Working Together to Strengthen New Mexico’s Teacher Workforce

0

An innovative new program to recruit substitute teachers for New Mexico public schools has received a lot of national attention over the past week, as it should. Governor Michelle Lujan Grisham’s Teacher and Family Support Initiative uses volunteers from the National Guard and state agencies to keep our schools open for the in-person learning our educators, children and families need to s flourish.

We are deeply indebted to these National Guard members, state employees, and community members who stepped up to help support our educators and students during this difficult time. But we also know that these surrogates cannot replace the expertise and training of New Mexico educators, and our state needs more of these dedicated professionals.

Many people want to answer the call to teach, but society has not made it easy for them. College students often have to weigh tens of thousands of dollars in student loans against potential rewards. For too long, this ladder has not tipped in favor of careers in education, ultimately contributing to a national teacher workforce crisis.

In New Mexico, although we succeeded in reducing teacher vacancies by almost 25% in 2019 by increasing salaries, eliminating a hated standardized test and instituting a new system for evaluating educators, the number teacher vacancies almost doubled between the 2020-2021 school year and this school. year. We must use all the tools in our toolbox to help more teachers enter and stay in this essential profession.

But there is good news. Under the leadership of Governor Lujan Grisham, New Mexico’s three education agencies are working together to strengthen our teacher pipeline, support our valued educators, and address the pressing need to recruit more qualified teachers.

Raising educator salaries is an important step in ensuring that teachers feel valued for their expertise, hard work and the essential role they play in the lives of our children.

The Governor’s proposed 7% wage increase for all K-12 public school educators is a big step in the right direction, as is his proposal to raise minimum wages by $10,000 for the three levels of education at $50,000, $60,000 and $70,000. These measures will make our state competitive with our neighboring states, attracting more of the profession and attracting more to our state.

We are also opening up new avenues for becoming a teacher in New Mexico. At the state level, our plan is to provide additional support for the teacher scholarship program and teacher residences. The Educator Scholarship Program provides resources to districts and state charter schools to help recruit and retain teaching assistants and put them into the pipeline to become full-fledged teachers. Teacher residences help pay college education majors to gain experience working in needy districts.
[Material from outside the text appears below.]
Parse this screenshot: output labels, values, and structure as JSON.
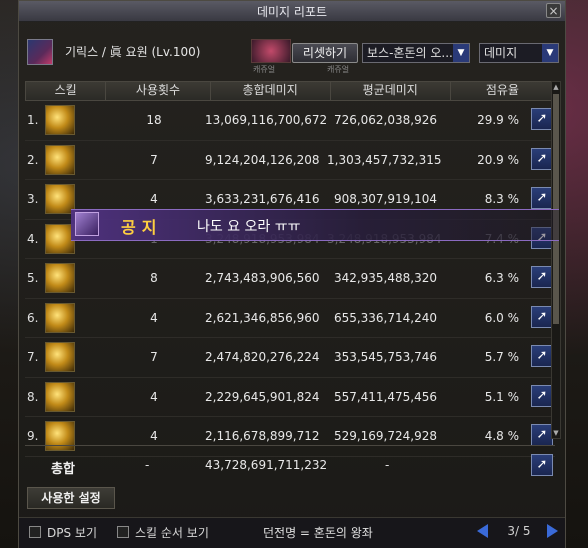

The New Mexico Department of Higher Education works alongside other state education agencies to support current and future teachers at all levels and to recruit and retain teachers from multilingual and multicultural backgrounds. We are investing $10 million in FY23 in the Teacher Preparation Scholarship and Teacher Loan Repayment programs, which have helped nearly 3,000 New Mexico teachers over the past year. past year.

Governor Lujan Grisham’s plan to make free college a reality for all New Mexicans will also go a long way to ensuring that New Mexicans can choose to pursue an education without having to worry about having their tuition reimbursed. debts at the start of their career. This will go a long way to ensuring that qualified and motivated educators can continue to work and live in their communities.

The Department of Early Childhood Education and Care pays 100% of tuition and books and provides mentorship to early childhood professionals seeking advanced degrees and certifications at universities across the state, creating a pipeline to place highly qualified teachers in the classrooms with our youngest learners. The ECECD also works to ensure that early childhood professionals reflect New Mexico’s diversity, investing in the recruitment of bilingual and Indigenous educators and providing incentive awards for child care professionals. children who obtain bilingual certifications.

The children of New Mexico deserve the best education we can give them, and educators deserve every opportunity to do so. These strategic and collaborative investments will put us on the path to making both of these things possible. We urge the state legislature to support these proposals.

Kurt Steinhaus is New Mexico’s designated Secretary of Public Education. Stephanie Rodriguez is the New Mexico Cabinet Secretary for Higher Education. Elizabeth Groginsky is Secretary for Early Childhood Education and Care.

Share.

About Author

Comments are closed.